Supplied material »
-*-
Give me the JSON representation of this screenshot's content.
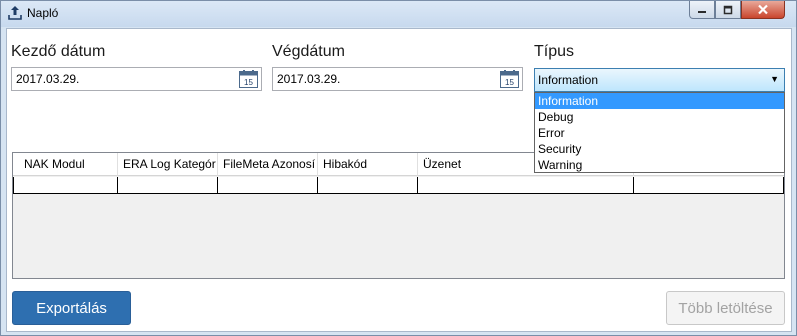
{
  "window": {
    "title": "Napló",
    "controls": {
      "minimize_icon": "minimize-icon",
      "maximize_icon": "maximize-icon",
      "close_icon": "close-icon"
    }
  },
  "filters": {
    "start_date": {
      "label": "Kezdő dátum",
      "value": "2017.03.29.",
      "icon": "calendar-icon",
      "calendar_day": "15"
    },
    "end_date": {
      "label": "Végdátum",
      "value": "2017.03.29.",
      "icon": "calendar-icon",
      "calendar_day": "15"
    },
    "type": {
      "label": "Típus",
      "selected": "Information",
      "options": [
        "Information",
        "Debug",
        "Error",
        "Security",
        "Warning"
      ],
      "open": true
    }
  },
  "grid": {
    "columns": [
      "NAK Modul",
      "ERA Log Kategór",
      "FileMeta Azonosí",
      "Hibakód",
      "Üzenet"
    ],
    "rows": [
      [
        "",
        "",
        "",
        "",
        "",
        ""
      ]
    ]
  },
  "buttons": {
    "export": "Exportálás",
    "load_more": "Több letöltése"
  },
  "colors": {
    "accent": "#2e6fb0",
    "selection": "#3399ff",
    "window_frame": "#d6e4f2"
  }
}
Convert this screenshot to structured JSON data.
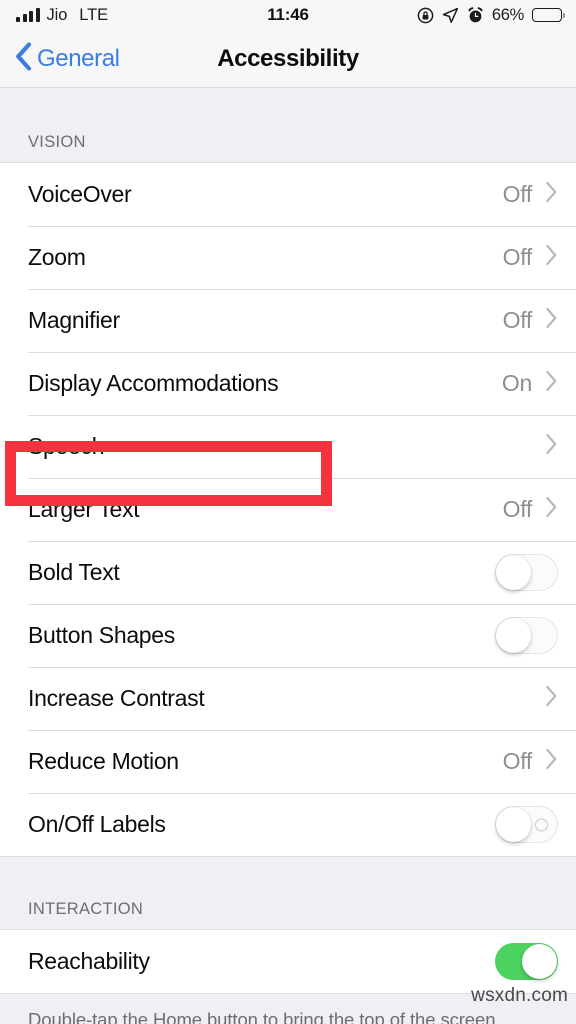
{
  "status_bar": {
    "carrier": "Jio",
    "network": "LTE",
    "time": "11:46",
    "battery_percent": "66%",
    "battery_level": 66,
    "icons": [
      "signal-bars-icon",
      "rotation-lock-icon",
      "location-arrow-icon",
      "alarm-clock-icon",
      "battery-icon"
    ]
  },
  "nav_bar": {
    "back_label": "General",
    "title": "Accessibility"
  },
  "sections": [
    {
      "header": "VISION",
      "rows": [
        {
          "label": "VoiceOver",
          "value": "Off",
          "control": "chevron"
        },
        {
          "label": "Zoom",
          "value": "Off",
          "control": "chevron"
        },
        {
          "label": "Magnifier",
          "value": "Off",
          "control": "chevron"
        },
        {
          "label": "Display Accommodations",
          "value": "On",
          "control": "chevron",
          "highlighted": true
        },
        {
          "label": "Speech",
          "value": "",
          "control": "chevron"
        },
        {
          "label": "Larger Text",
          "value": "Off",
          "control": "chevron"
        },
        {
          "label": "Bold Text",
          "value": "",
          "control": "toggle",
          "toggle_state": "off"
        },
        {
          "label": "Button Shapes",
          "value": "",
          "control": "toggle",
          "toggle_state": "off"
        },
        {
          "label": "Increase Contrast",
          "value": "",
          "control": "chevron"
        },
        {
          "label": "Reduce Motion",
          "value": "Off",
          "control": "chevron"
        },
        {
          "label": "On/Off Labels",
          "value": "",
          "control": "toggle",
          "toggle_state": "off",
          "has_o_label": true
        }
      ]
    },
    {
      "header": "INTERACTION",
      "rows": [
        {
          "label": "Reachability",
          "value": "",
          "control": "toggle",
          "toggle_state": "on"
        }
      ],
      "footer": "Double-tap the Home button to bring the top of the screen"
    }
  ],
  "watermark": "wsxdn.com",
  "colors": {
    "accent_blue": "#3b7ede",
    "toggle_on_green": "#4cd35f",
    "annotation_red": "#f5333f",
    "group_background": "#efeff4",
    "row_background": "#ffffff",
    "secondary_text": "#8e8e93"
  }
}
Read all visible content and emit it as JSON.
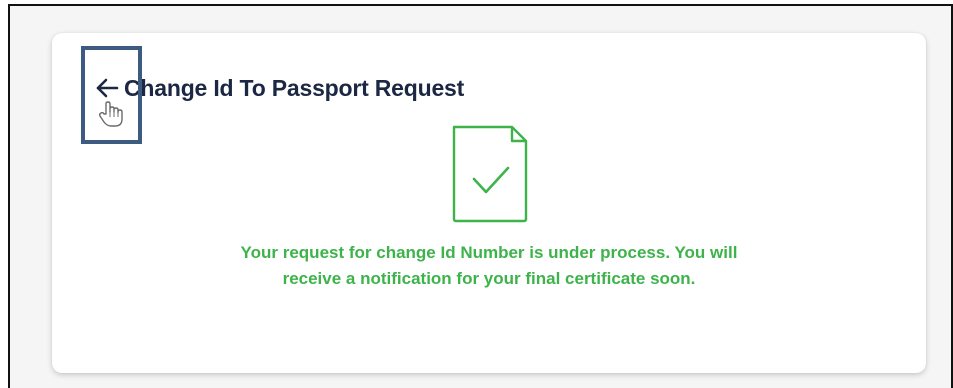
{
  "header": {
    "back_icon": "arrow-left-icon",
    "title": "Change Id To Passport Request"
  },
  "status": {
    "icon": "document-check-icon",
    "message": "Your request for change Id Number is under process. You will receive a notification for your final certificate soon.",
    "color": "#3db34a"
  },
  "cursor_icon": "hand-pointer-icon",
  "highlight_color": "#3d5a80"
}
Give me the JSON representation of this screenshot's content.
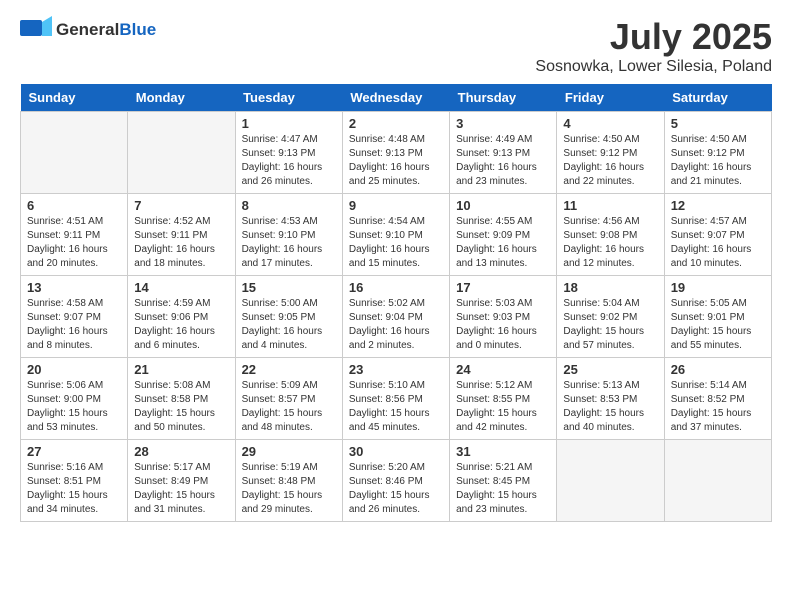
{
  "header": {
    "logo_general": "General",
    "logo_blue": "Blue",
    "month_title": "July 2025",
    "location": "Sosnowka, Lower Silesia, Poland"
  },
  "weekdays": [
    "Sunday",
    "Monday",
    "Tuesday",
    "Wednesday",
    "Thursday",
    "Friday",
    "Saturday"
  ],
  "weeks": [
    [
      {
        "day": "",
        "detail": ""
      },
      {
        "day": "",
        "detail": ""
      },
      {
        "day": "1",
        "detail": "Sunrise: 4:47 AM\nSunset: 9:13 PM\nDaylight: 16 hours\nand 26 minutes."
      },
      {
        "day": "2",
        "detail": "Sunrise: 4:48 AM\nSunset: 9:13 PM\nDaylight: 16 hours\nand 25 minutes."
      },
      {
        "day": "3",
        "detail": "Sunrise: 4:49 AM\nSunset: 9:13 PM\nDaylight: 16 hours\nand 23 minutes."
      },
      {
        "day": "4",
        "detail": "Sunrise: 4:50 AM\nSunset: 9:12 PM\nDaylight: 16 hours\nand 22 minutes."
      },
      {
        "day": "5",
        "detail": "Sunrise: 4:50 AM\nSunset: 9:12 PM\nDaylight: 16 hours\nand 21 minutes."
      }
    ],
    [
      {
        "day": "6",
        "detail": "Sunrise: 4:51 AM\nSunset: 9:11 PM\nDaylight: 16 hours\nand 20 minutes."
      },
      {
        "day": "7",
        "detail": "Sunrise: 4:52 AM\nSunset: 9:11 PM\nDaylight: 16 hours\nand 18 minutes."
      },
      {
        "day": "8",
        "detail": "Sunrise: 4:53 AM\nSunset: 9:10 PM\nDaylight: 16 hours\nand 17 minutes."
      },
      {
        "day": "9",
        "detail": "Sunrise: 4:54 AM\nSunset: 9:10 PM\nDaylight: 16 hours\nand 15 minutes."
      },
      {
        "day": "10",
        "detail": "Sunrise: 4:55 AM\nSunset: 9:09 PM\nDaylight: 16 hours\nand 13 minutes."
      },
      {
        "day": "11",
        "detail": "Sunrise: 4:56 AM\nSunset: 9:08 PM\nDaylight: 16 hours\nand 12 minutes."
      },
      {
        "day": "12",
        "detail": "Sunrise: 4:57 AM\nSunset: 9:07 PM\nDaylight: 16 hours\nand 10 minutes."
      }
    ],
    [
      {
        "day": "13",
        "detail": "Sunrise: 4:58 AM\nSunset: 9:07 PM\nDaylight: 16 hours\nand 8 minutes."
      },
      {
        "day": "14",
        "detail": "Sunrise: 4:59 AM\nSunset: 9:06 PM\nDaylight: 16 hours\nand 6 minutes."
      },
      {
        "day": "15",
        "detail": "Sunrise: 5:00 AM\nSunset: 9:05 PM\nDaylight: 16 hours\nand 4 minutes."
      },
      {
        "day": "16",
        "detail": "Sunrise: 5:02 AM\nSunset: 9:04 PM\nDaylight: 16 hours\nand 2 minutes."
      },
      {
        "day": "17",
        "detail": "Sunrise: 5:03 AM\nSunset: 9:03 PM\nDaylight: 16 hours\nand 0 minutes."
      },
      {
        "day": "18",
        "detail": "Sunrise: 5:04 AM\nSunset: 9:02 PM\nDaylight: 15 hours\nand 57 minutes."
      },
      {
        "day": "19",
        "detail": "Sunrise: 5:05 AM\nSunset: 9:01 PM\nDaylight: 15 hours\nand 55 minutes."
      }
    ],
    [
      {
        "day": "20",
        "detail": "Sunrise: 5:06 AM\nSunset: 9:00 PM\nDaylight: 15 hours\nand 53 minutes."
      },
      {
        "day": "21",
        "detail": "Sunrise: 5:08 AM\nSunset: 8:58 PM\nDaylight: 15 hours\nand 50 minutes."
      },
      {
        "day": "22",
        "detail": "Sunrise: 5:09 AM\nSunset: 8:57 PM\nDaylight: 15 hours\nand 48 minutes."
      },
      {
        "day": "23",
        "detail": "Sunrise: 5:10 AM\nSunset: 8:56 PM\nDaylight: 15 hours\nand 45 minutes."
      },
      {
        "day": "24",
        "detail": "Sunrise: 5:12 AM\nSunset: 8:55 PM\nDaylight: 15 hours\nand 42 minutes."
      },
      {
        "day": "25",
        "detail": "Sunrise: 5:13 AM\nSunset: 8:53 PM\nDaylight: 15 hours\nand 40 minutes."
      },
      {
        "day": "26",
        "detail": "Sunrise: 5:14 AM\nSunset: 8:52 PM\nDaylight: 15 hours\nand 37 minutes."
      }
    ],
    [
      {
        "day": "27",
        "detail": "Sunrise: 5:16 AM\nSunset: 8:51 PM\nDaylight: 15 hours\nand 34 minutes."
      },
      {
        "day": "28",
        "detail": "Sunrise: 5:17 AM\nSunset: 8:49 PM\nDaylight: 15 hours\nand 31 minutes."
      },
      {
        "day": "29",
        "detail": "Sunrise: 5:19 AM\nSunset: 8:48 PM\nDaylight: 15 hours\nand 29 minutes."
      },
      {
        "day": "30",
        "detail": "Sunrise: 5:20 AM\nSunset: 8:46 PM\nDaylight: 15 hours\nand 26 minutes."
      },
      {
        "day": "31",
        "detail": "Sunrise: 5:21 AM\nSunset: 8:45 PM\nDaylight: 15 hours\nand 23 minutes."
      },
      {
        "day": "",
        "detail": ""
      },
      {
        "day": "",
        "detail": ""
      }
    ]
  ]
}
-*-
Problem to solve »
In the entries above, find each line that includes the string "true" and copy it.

Exercise output »
      "open": true
          "highlighted": true
          "has_o_label": true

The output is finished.